Gert-Jan Oskam, a 40-year-old Dutchman, had been wheelchair-bound since his spinal cord was damaged in a bicycle accident 12 years ago. However, he has now become the first human to benefit from the new breakthrough, which is a combination of sophisticated brain technology and artificial intelligence.
The device creates a “digital bridge”, using two implants—one inserted into the spinal cord, and a more complex one into the brain. The brain implant consists of 64 electrodes, which collect brain signals, such as those generated by thoughts about walking. The signals are wirelessly transmitted to a computer on Oskam’s back, which then translates them into data that can be used to stimulate the nerve cells beneath the injury and move the patient’s muscles.
In order to reap the full benefits of the brain-spine interface, Oskam has had to undergo intensive training. For this, the patient was asked to imagine moving his legs, while the electrodes detected and collected the signals emitted by his brain. After months of training, Oskam regained the ability to voluntarily move his legs and feet, a feat that had not been possible with just spinal stimulation alone.
Now, with the help of a walker, Oskam is able to stand and take small steps. The device is still bulky—so far, it has not been miniaturized—but, with continual research and development, scientists hope to eventually make such technologies more accessible and viable for wider use.

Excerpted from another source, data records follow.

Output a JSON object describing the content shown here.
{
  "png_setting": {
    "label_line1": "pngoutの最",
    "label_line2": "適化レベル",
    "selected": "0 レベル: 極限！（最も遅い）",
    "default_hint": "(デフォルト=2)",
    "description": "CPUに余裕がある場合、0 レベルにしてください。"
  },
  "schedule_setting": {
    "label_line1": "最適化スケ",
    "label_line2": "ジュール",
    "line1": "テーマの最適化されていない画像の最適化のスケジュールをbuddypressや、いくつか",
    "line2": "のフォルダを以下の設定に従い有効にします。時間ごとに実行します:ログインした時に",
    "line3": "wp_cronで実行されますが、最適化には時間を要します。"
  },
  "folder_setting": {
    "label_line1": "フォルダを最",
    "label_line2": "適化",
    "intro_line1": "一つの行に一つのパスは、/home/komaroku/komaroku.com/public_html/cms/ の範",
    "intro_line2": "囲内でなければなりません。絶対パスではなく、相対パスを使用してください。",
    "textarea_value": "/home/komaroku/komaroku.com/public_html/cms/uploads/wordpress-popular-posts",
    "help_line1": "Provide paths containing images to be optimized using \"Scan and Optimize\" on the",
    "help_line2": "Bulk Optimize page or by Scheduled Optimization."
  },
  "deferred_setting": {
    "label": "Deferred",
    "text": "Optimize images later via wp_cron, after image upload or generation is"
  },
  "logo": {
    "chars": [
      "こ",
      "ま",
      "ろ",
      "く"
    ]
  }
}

The advances made with Oskam’s case could have positive implications in the treatment of paralysis and disability in the future. With patience and perseverance, the effects of quadriplegia and other traumatic injuries could potentially be reversed, and those affected could regain their independence and mobility. Oskam’s inspiring story may be the first of many that could follow, as scientists strive to revolutionize paralysis treatment using brain technology and artificial intelligence.